Underground boating in Vranja jama and Gradišnica
This year’s February was quite dynamic weather-wise. After a catastrophic sleet, which wrecked Notranjska and later, the bountiful rainfall, the capacities of the fields of Karst were filled to historical water levels. Rakov Škocjan was, after quite a few years, so full, that one could, without much effort, row a boat to the ending of the Zelške jame, while on the Veliki naravni most, the efficient Franjo had already put up a new plaque at the spot of the highest water level.
But high waters bring a multitude of problems. The ones who fared the worst were the inhabitants of Planinsko polje, who could only watch helplessly as the water flooded their houses and buildings. With the help of firemen, the army and volunteers, they tried to save anything they could, but as a rule, a human can hardly beat the force of nature. Cavers, however, are often thrilled by high water levels, as the conditions outside are often reflected in the underground as well. The caves at the northern edge of the Planinsko polje were filled to the brim this time, which was checked out by many cavers, yours truly included.
Vranja jama is one of the most interesting cave, where we can observe the rise of the water levels at a nearby field. The entrance is close by and we don’t need any caving equipment to visit – you can also leave all your lighting equipment at home. Usually we visit it in daytime and it is even easier to recognize on photographs with daylight. It’s interesting in any season, the most perhaps in winter, when the small lake forms into interesting ice sheets due to the low temperatures.

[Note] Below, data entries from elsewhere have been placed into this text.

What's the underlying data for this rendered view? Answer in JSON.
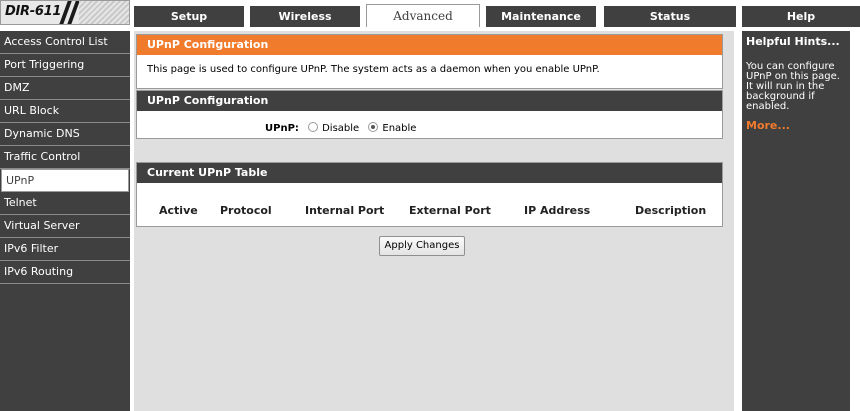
{
  "header": {
    "logo_text": "DIR-611",
    "tabs": [
      {
        "label": "Setup"
      },
      {
        "label": "Wireless"
      },
      {
        "label": "Advanced"
      },
      {
        "label": "Maintenance"
      },
      {
        "label": "Status"
      },
      {
        "label": "Help"
      }
    ],
    "active_tab": "Advanced"
  },
  "sidebar": {
    "items": [
      {
        "label": "Access Control List"
      },
      {
        "label": "Port Triggering"
      },
      {
        "label": "DMZ"
      },
      {
        "label": "URL Block"
      },
      {
        "label": "Dynamic DNS"
      },
      {
        "label": "Traffic Control"
      },
      {
        "label": "UPnP"
      },
      {
        "label": "Telnet"
      },
      {
        "label": "Virtual Server"
      },
      {
        "label": "IPv6 Filter"
      },
      {
        "label": "IPv6 Routing"
      }
    ],
    "active_item": "UPnP"
  },
  "intro": {
    "title": "UPnP Configuration",
    "text": "This page is used to configure UPnP. The system acts as a daemon when you enable UPnP."
  },
  "config": {
    "title": "UPnP Configuration",
    "field_label": "UPnP:",
    "options": [
      {
        "label": "Disable",
        "checked": false
      },
      {
        "label": "Enable",
        "checked": true
      }
    ]
  },
  "table": {
    "title": "Current UPnP Table",
    "columns": [
      "Active",
      "Protocol",
      "Internal Port",
      "External Port",
      "IP Address",
      "Description"
    ],
    "rows": []
  },
  "actions": {
    "apply_label": "Apply Changes"
  },
  "hints": {
    "title": "Helpful Hints...",
    "text": "You can configure UPnP on this page. It will run in the background if enabled.",
    "more": "More..."
  },
  "colors": {
    "accent_orange": "#f07b2d",
    "dark_gray": "#404040",
    "content_bg": "#dfdfdf"
  }
}
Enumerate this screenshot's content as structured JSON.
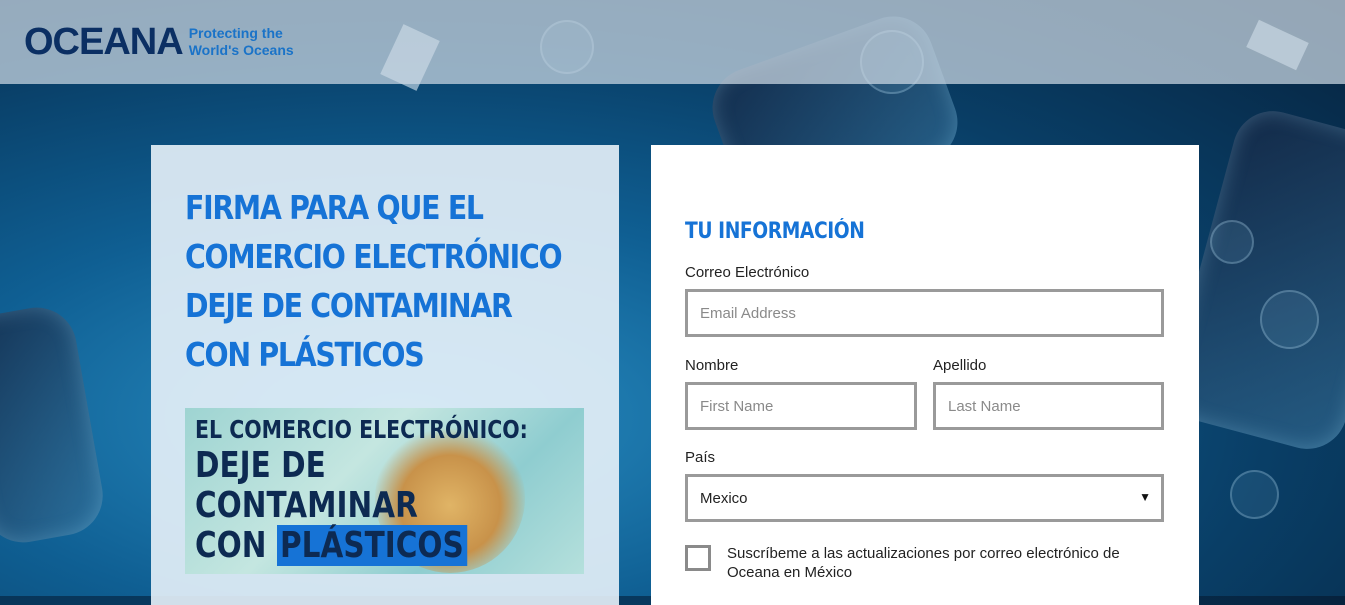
{
  "header": {
    "logo_text": "OCEANA",
    "tagline_line1": "Protecting the",
    "tagline_line2": "World's Oceans"
  },
  "hero": {
    "headline_lines": [
      "FIRMA PARA QUE EL",
      "COMERCIO ELECTRÓNICO",
      "DEJE DE CONTAMINAR",
      "CON PLÁSTICOS"
    ],
    "promo_line1": "EL COMERCIO ELECTRÓNICO:",
    "promo_line2": "DEJE DE",
    "promo_line3": "CONTAMINAR",
    "promo_line4_prefix": "CON",
    "promo_line4_highlight": "PLÁSTICOS"
  },
  "form": {
    "title": "TU INFORMACIÓN",
    "email_label": "Correo Electrónico",
    "email_placeholder": "Email Address",
    "first_name_label": "Nombre",
    "first_name_placeholder": "First Name",
    "last_name_label": "Apellido",
    "last_name_placeholder": "Last Name",
    "country_label": "País",
    "country_value": "Mexico",
    "subscribe_label": "Suscríbeme a las actualizaciones por correo electrónico de Oceana en México"
  },
  "colors": {
    "brand_blue": "#1673d6",
    "logo_navy": "#0b2f63",
    "input_border": "#9a9a9a"
  },
  "icons": {
    "dropdown": "caret-down-icon"
  }
}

During this time’s record water levels, I thought it would be very interesting to shoot a bit of a different photograph of Vranja jama – definitely not something we’re used to. I wanted to get rid of all daylight, which gives it its distinctive mark, so I headed toward the cave with my trusty crew (Mojca, Boštjan, Andrej) during the evening hours. The first time around we were failed by the equipment, but the second time everything worked as it should. The only difference was the water – it fell down about half a meter in the week-long space.

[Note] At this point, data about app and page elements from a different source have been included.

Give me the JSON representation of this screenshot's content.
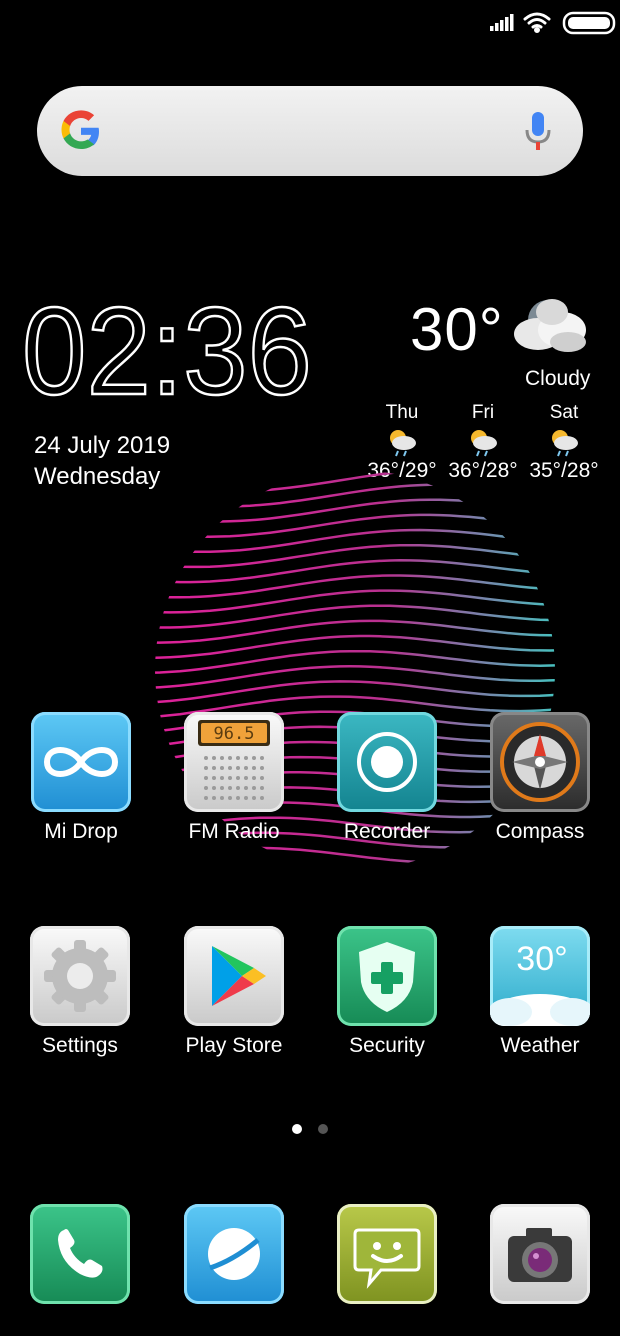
{
  "clock": {
    "time": "02:36",
    "date": "24 July 2019",
    "weekday": "Wednesday"
  },
  "weather": {
    "current_temp": "30°",
    "condition": "Cloudy",
    "forecast": [
      {
        "day": "Thu",
        "range": "36°/29°",
        "icon": "sun-cloud-rain-icon"
      },
      {
        "day": "Fri",
        "range": "36°/28°",
        "icon": "sun-cloud-rain-icon"
      },
      {
        "day": "Sat",
        "range": "35°/28°",
        "icon": "sun-cloud-rain-icon"
      }
    ]
  },
  "radio_display": "96.5",
  "weather_app_temp": "30°",
  "apps_row1": [
    {
      "label": "Mi Drop",
      "icon": "infinity-icon"
    },
    {
      "label": "FM Radio",
      "icon": "radio-icon"
    },
    {
      "label": "Recorder",
      "icon": "record-icon"
    },
    {
      "label": "Compass",
      "icon": "compass-icon"
    }
  ],
  "apps_row2": [
    {
      "label": "Settings",
      "icon": "gear-icon"
    },
    {
      "label": "Play Store",
      "icon": "play-store-icon"
    },
    {
      "label": "Security",
      "icon": "shield-plus-icon"
    },
    {
      "label": "Weather",
      "icon": "weather-icon"
    }
  ],
  "dock": [
    {
      "name": "phone",
      "icon": "phone-icon"
    },
    {
      "name": "browser",
      "icon": "browser-icon"
    },
    {
      "name": "messaging",
      "icon": "message-icon"
    },
    {
      "name": "camera",
      "icon": "camera-icon"
    }
  ],
  "page_indicator": {
    "current": 1,
    "total": 2
  },
  "colors": {
    "accent_pink": "#e0209a",
    "accent_cyan": "#38d6c6",
    "background": "#000000"
  }
}
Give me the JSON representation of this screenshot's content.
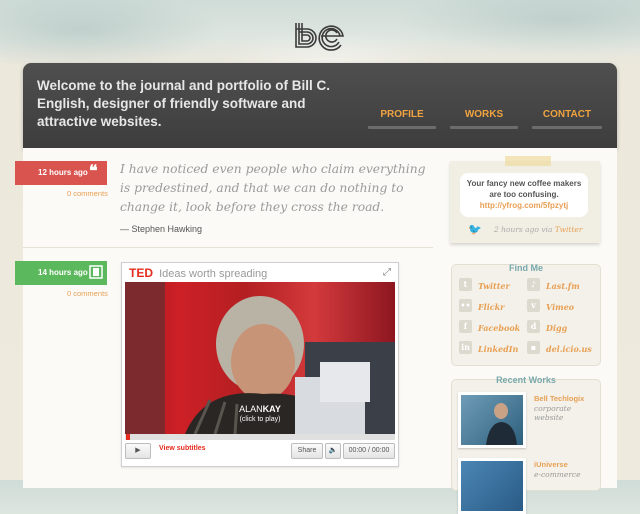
{
  "site": {
    "logo_text": "be"
  },
  "header": {
    "welcome": "Welcome to the journal and portfolio of Bill C. English, designer of friendly software and attractive websites.",
    "nav": [
      {
        "label": "PROFILE"
      },
      {
        "label": "WORKS"
      },
      {
        "label": "CONTACT"
      }
    ]
  },
  "posts": [
    {
      "timestamp": "12 hours ago",
      "comments": "0 comments",
      "icon": "quote-icon",
      "quote": "I have noticed even people who claim everything is predestined, and that we can do nothing to change it, look before they cross the road.",
      "author": "— Stephen Hawking",
      "color": "#d9534f"
    },
    {
      "timestamp": "14 hours ago",
      "comments": "0 comments",
      "icon": "film-icon",
      "color": "#5cb85c",
      "video": {
        "brand": "TED",
        "tagline": "Ideas worth spreading",
        "speaker_first": "ALAN",
        "speaker_last": "KAY",
        "click_hint": "(click to play)",
        "subtitles": "View subtitles",
        "share": "Share",
        "time": "00:00 / 00:00"
      }
    }
  ],
  "twitter": {
    "text": "Your fancy new coffee makers are too confusing.",
    "link": "http://yfrog.com/5fpzytj",
    "meta_time": "2 hours ago via",
    "meta_source": "Twitter"
  },
  "find_me": {
    "title": "Find Me",
    "items": [
      {
        "label": "Twitter"
      },
      {
        "label": "Last.fm"
      },
      {
        "label": "Flickr"
      },
      {
        "label": "Vimeo"
      },
      {
        "label": "Facebook"
      },
      {
        "label": "Digg"
      },
      {
        "label": "LinkedIn"
      },
      {
        "label": "del.icio.us"
      }
    ]
  },
  "recent_works": {
    "title": "Recent Works",
    "items": [
      {
        "title": "Bell Techlogix",
        "subtitle": "corporate website"
      },
      {
        "title": "iUniverse",
        "subtitle": "e-commerce"
      }
    ]
  }
}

But we didn’t stop only at Vranja jama. Heading to the north of Logatec, we can track the flooding waters at the beautiful cave of Gradišnica. I’ve written about it years ago, when we went thrugh the main attractions of the cave in a smaller team and also made a photograph of the Putick Hall. At that time, the hall was dry and we could hardly imagine it full of water, during which time it holds around 250.000 m3 of water.
Sunday’s tour was numerically filled to the brim, as we were joined by our German friends as well. At the abyss at the entrance, we made two descents for better fluidity and had a hard time taking all of the boating and photographing equipment all the way to the Putick Hall. The point of the cave where you usually land on a rockfall cone after descending into the hall, was ruled by water. So to ensure not landing in the water, you must first prepare a boat, into which you try to descend as elegantly as possible. The lighting of Janez during the descent and Bole in the small boat was solved by Alex, Timo and me, which launched enthusiasm over group creation.

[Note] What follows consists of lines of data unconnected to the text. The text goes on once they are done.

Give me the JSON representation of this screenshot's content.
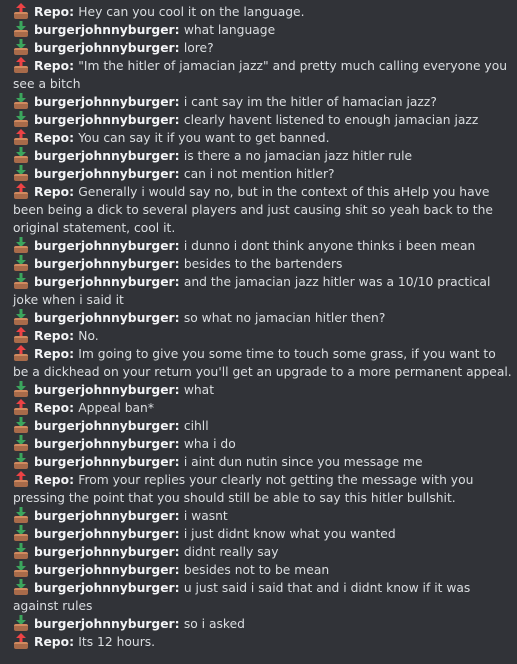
{
  "colors": {
    "background": "#313338",
    "text": "#dbdee1",
    "author": "#f2f3f5",
    "receive_arrow": "#3ba55d",
    "send_arrow": "#ed4245",
    "tray": "#a86b4a"
  },
  "messages": [
    {
      "direction": "out",
      "icon": "outbox-icon",
      "author": "Repo",
      "text": "Hey can you cool it on the language."
    },
    {
      "direction": "in",
      "icon": "inbox-icon",
      "author": "burgerjohnnyburger",
      "text": "what language"
    },
    {
      "direction": "in",
      "icon": "inbox-icon",
      "author": "burgerjohnnyburger",
      "text": "lore?"
    },
    {
      "direction": "out",
      "icon": "outbox-icon",
      "author": "Repo",
      "text": "\"Im the hitler of jamacian jazz\" and pretty much calling everyone you see a bitch"
    },
    {
      "direction": "in",
      "icon": "inbox-icon",
      "author": "burgerjohnnyburger",
      "text": "i cant say im the hitler of hamacian jazz?"
    },
    {
      "direction": "in",
      "icon": "inbox-icon",
      "author": "burgerjohnnyburger",
      "text": "clearly havent listened to enough jamacian jazz"
    },
    {
      "direction": "out",
      "icon": "outbox-icon",
      "author": "Repo",
      "text": "You can say it if you want to get banned."
    },
    {
      "direction": "in",
      "icon": "inbox-icon",
      "author": "burgerjohnnyburger",
      "text": "is there a no jamacian jazz hitler rule"
    },
    {
      "direction": "in",
      "icon": "inbox-icon",
      "author": "burgerjohnnyburger",
      "text": "can i not mention hitler?"
    },
    {
      "direction": "out",
      "icon": "outbox-icon",
      "author": "Repo",
      "text": "Generally i would say no, but in the context of this aHelp you have been being a dick to several players and just causing shit so yeah back to the original statement, cool it."
    },
    {
      "direction": "in",
      "icon": "inbox-icon",
      "author": "burgerjohnnyburger",
      "text": "i dunno i dont think anyone thinks i been mean"
    },
    {
      "direction": "in",
      "icon": "inbox-icon",
      "author": "burgerjohnnyburger",
      "text": "besides to the bartenders"
    },
    {
      "direction": "in",
      "icon": "inbox-icon",
      "author": "burgerjohnnyburger",
      "text": "and the jamacian jazz hitler was a 10/10 practical joke when i said it"
    },
    {
      "direction": "in",
      "icon": "inbox-icon",
      "author": "burgerjohnnyburger",
      "text": "so what no jamacian hitler then?"
    },
    {
      "direction": "out",
      "icon": "outbox-icon",
      "author": "Repo",
      "text": "No."
    },
    {
      "direction": "out",
      "icon": "outbox-icon",
      "author": "Repo",
      "text": "Im going to give you some time to touch some grass, if you want to be a dickhead on your return you'll get an upgrade to a more permanent appeal."
    },
    {
      "direction": "in",
      "icon": "inbox-icon",
      "author": "burgerjohnnyburger",
      "text": "what"
    },
    {
      "direction": "out",
      "icon": "outbox-icon",
      "author": "Repo",
      "text": "Appeal ban*"
    },
    {
      "direction": "in",
      "icon": "inbox-icon",
      "author": "burgerjohnnyburger",
      "text": "cihll"
    },
    {
      "direction": "in",
      "icon": "inbox-icon",
      "author": "burgerjohnnyburger",
      "text": "wha i do"
    },
    {
      "direction": "in",
      "icon": "inbox-icon",
      "author": "burgerjohnnyburger",
      "text": "i aint dun nutin since you message me"
    },
    {
      "direction": "out",
      "icon": "outbox-icon",
      "author": "Repo",
      "text": "From your replies your clearly not getting the message with you pressing the point that you should still be able to say this hitler bullshit."
    },
    {
      "direction": "in",
      "icon": "inbox-icon",
      "author": "burgerjohnnyburger",
      "text": "i wasnt"
    },
    {
      "direction": "in",
      "icon": "inbox-icon",
      "author": "burgerjohnnyburger",
      "text": "i just didnt know what you wanted"
    },
    {
      "direction": "in",
      "icon": "inbox-icon",
      "author": "burgerjohnnyburger",
      "text": "didnt really say"
    },
    {
      "direction": "in",
      "icon": "inbox-icon",
      "author": "burgerjohnnyburger",
      "text": "besides not to be mean"
    },
    {
      "direction": "in",
      "icon": "inbox-icon",
      "author": "burgerjohnnyburger",
      "text": "u just said i said that and i didnt know if it was against rules"
    },
    {
      "direction": "in",
      "icon": "inbox-icon",
      "author": "burgerjohnnyburger",
      "text": "so i asked"
    },
    {
      "direction": "out",
      "icon": "outbox-icon",
      "author": "Repo",
      "text": "Its 12 hours."
    }
  ]
}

The ride across the underground lake is, of course, a special adventure. In the dry months, we can only marvel at the height of the ceiling of the Putick Hall, but this way, we can easily see it up close. The height of the flooded hall can be seen on the photograph, which you can see around the middle of the video below. It is only this way that we can see the large dimensions of Putick Hall.
Time was rushing us, and we had the annoying part of the visit to get through. We had to carry everything to the surface, unrigged the abyss and fill up our cars, so the award in the shape of a pizza was definitely well deserved. In case you have not had enough of this writing, you can also peek into the gallery and watch the below GoPro puzzle of the visit to Gradišnica.